Of course, I am biased toward my alma mater George Mason, but their recent Final Four run in the NCAA tournament brought forward some interesting analogies – wholly relevant to my typical writings. Consider this story from GMU.edu:

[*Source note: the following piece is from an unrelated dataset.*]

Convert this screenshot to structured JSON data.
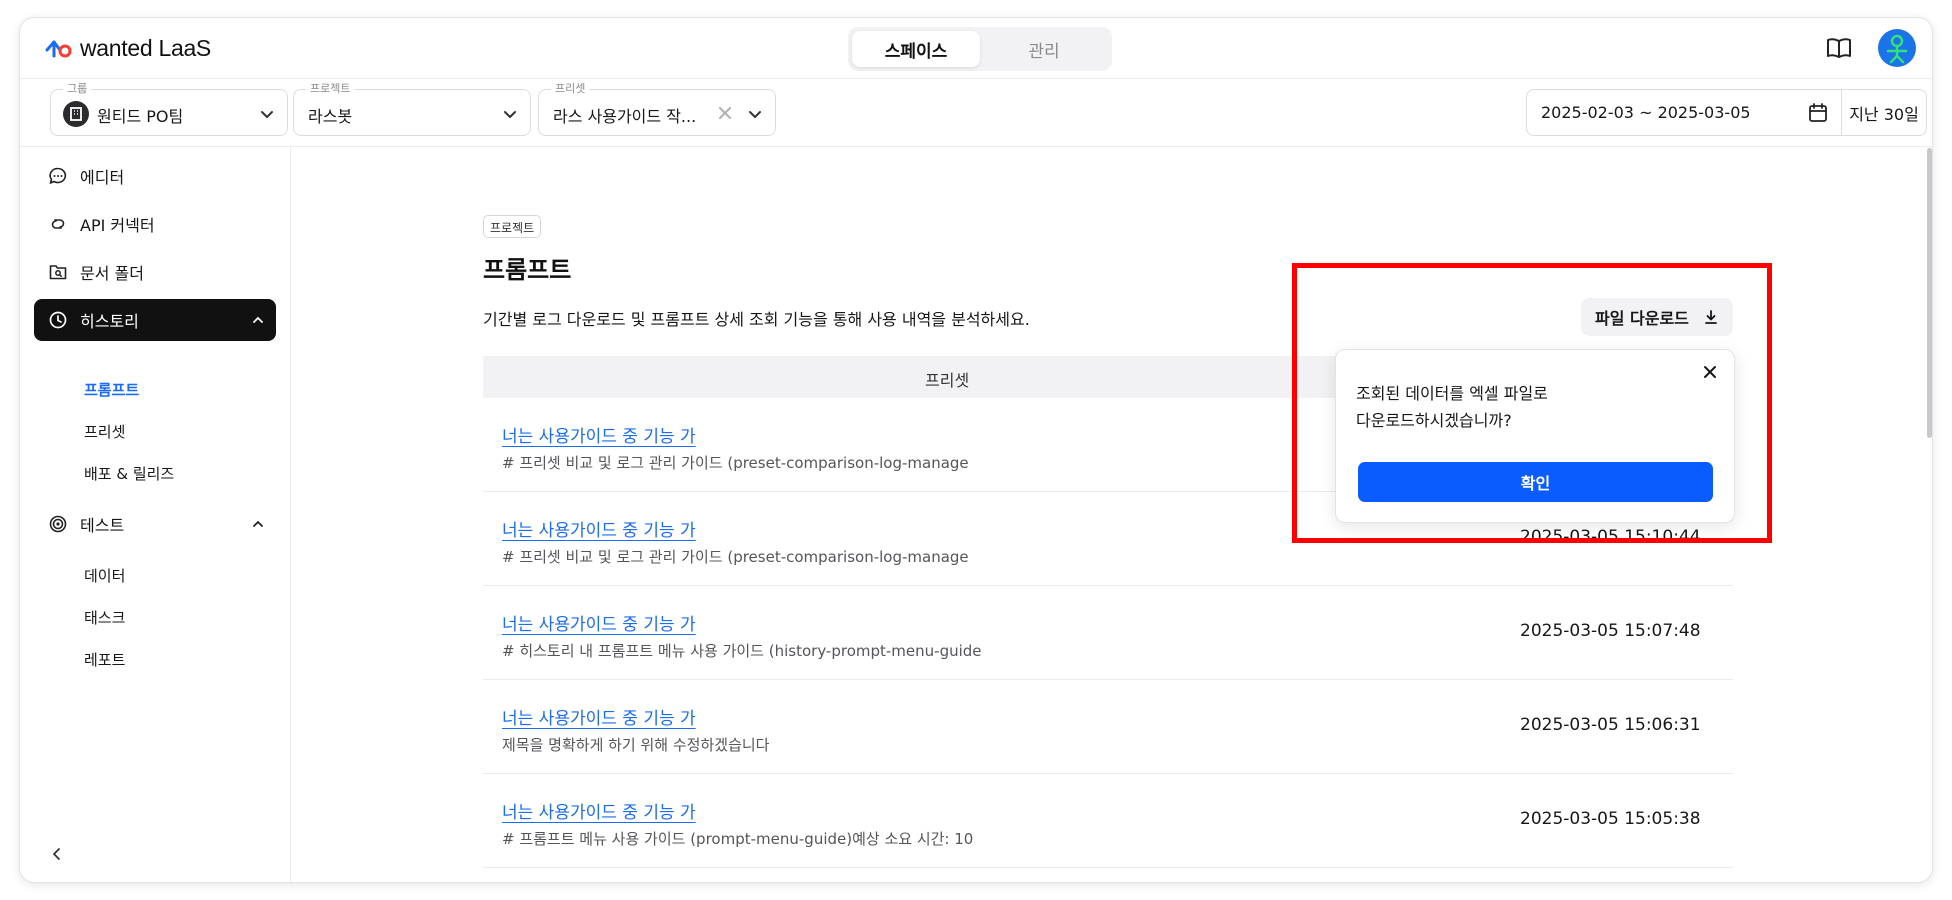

“Economics at Mason a Lot Like Basketball The success of the men’s basketball team has allowed many of Mason’s academic departments to explore their own achievements. Recently, in an article on Slate.com, economic professors Alexander Tabarrok and Peter Boettke compared the Patriots to their department’s own surprising successes. “The George Mason economics department – which didn’t even award PhDs until 1983 – has two Nobel Prize winners on its faculty. What’s remarkable is that Mason’s freewheeling basketball team and its free-market academic teams owe their successes to very similar, market-beating strategies,” they wrote. “George Mason University has excelled on the court and in the classroom by daring to be different. Its basketball team and academic programs began with the (correct) assumption that they couldn’t hope to compete against the top schools in their fields – say, Harvard Law School or the Duke Blue Devils – by directly imitating their methods.” The professors say Mason’s free-market-oriented economics department got started “with a heretical premise: The academic market is inefficient, so how can we exploit it? George Mason University knew it couldn’t afford to be a first-class MIT and didn’t want to be a second-class MIT, so successive chairs of the department, backed by entrepreneurial university presidents George Johnson and Alan Merten, looked for unexploited opportunities.” Some of those opportunities included recruiting world-class, but unconventional, academics. “James Buchanan, George Mason University’s first Nobel Prize winner, has never had an Ivy League position … Gordon Tullock, a potential future Nobelist, has no degree in economics and took only one class in the subject. [Nobel Prize winner] Vernon Smith, who moved his team from the University of Arizona (again, no Harvard) to George Mason University in 2001, had to fight to get people to treat experimental economics as more than a cute parlor game.” The professors concluded, “The odds are still against George Mason University on the court and in classrooms … Building with the odds stacked against you is difficult, but George Mason University proves it can be done. Look for undervalued assets, eschew political correctness and take the long view…”
Trend following is still an undervalued asset!